You Were Good To Me
by Logan Newby
My name is Stanley Rutherford. Right now, I'm standing in the arch of the hallway of my house which is currently being shaken up pretty badly by an earthquake. Not just my house, but everything, as far as I can tell. I haven't looked out the window since it's not safe to go anywhere besides the archway, but if I did, I bet I'd see everything out there all broken and on fire. Maybe there'd be so much smoke that I couldn't see anything at all. Maybe it's so awful out there that the smoke decided no one needs to see it.
The only thing to say to something that awful is, "Oh well." And that's how you respond when something bad happens but you're still going to try to get by with ignoring it. It's a horrible way to respond to anything, obviously. It feels kind of good to say it, though.
Right now, something heavy just fell on my microwave oven and crushed it. I think I still had a White Castle hamburger in there from earlier. My dog is sitting beside me in the archway, and he barks any time something falls and makes a loud noise, like the microwave and the hamburger did. I don't think he's figured out how to use his paws to cover his sensitive ears yet, so he barks a lot. I think he does that because he's trying to force the pain that's in his ears out through his mouth.
If I ever decide to name my dog, which I don't plan on doing because I think the whole idea of it is nonsensical, I would name him after my uncle Jeffrey, who was deaf. He would make barking sounds when his ears hurt, too.
"Good dog, Jeffrey," is what I'd say to my dog if I ever decided to give him a name. But there are much better things to give a dog than a name. Why not give him a bone instead? I don't know about your dog, but my dog loves to chew on bones, and he always seems happy when I give him one. I think if I gave my dog a name, he wouldn't even realize that I'd given him anything at all.
If this earthquake kills my dog, I'm going to get him a tombstone. And I'll have them engrave a bone on it, along with the date he was born, hyphen, the date he died. That would be today, February twenty-fourth, two-thousand and five.

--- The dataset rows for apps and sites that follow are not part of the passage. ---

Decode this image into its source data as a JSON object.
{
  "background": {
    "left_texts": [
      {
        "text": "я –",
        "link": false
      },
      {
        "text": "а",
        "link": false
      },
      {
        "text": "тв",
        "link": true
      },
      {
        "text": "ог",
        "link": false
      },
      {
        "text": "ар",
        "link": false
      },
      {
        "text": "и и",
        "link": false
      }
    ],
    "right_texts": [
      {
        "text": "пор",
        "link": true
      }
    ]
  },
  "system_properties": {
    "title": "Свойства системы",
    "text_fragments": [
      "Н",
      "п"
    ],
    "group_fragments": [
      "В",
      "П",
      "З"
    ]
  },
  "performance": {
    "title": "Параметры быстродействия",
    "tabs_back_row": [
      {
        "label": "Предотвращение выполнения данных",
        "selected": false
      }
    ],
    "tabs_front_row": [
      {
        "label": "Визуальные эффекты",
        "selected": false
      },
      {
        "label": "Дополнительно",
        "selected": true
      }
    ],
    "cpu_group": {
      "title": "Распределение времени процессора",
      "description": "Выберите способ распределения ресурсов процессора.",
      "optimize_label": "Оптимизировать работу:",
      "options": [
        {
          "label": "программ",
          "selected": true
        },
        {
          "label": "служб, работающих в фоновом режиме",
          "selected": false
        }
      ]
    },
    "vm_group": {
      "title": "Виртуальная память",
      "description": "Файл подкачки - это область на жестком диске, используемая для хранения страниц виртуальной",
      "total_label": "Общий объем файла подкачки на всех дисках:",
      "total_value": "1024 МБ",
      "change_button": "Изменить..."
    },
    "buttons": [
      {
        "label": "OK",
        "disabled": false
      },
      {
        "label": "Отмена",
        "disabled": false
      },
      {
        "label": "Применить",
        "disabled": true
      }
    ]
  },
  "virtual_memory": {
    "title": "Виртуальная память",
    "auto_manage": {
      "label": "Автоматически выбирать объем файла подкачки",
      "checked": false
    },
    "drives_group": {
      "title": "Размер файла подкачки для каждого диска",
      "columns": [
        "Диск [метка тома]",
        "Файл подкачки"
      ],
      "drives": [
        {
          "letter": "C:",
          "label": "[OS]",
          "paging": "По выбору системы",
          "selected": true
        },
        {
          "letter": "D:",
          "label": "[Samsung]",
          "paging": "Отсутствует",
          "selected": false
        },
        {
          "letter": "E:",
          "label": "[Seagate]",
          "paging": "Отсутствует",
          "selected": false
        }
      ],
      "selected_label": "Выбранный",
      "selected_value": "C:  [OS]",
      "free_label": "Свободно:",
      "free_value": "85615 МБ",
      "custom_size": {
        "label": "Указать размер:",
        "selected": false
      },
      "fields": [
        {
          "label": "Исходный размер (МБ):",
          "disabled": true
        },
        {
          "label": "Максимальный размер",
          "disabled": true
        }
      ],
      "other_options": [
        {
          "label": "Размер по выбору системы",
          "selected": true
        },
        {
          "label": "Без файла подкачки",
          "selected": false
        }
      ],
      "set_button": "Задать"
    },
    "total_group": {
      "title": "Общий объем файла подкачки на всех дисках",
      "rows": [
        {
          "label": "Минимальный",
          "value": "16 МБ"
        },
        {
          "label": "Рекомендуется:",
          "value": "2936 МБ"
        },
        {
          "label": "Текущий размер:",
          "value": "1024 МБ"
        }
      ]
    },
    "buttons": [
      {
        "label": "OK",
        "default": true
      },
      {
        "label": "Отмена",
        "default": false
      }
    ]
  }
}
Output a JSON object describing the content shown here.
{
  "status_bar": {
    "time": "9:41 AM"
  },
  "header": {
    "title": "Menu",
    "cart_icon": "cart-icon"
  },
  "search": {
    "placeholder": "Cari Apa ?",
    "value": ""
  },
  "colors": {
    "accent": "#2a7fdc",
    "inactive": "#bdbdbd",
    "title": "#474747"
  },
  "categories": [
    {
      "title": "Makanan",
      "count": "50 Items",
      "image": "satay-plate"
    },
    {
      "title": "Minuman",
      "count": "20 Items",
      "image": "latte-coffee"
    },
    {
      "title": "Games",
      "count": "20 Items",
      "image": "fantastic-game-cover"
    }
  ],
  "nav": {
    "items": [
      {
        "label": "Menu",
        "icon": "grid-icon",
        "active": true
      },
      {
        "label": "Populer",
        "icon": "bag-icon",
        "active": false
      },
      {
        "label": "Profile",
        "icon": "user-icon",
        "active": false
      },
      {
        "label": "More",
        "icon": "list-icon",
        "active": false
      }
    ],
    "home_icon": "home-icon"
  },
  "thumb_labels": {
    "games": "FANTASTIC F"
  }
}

Here comes the ceiling. It's all coming down now. I don't suppose there's much we can do besides wait and hope we can make it out. I don't feel too scared, to tell you the truth. I wish I had some things to reflect back on, though. I never married or even had steady girlfriends. I'd kind of like to write a letter to this girl who I dated briefly several years ago, but I know I'd end up making it too sentimental. We only dated briefly. It would seem kind of pathetic, you know? Maybe I could keep it simple and friendly, though. I could write something like, "I've missed you," or, "You were good to me." Something like that wouldn't seem too pathetically sentimental, I suppose. I don't know, though.
Jeffrey's barking up a storm, and here comes the rest of the ceiling. Everything has just been crushed. Jeffrey just ran out the door. I kind of feel like I should go after him. There's no way he could stay alive out there. I'll stay here, though. Good luck, Jeffrey.
The whole house just came down. The only thing standing is the archway and myself. I can see Jeffrey now, running frantically down the street. "I'll miss you," I call out to him. And then, "You were good to me."
About the author:
Logan lives in Owensboro, Kentucky and is twenty years old.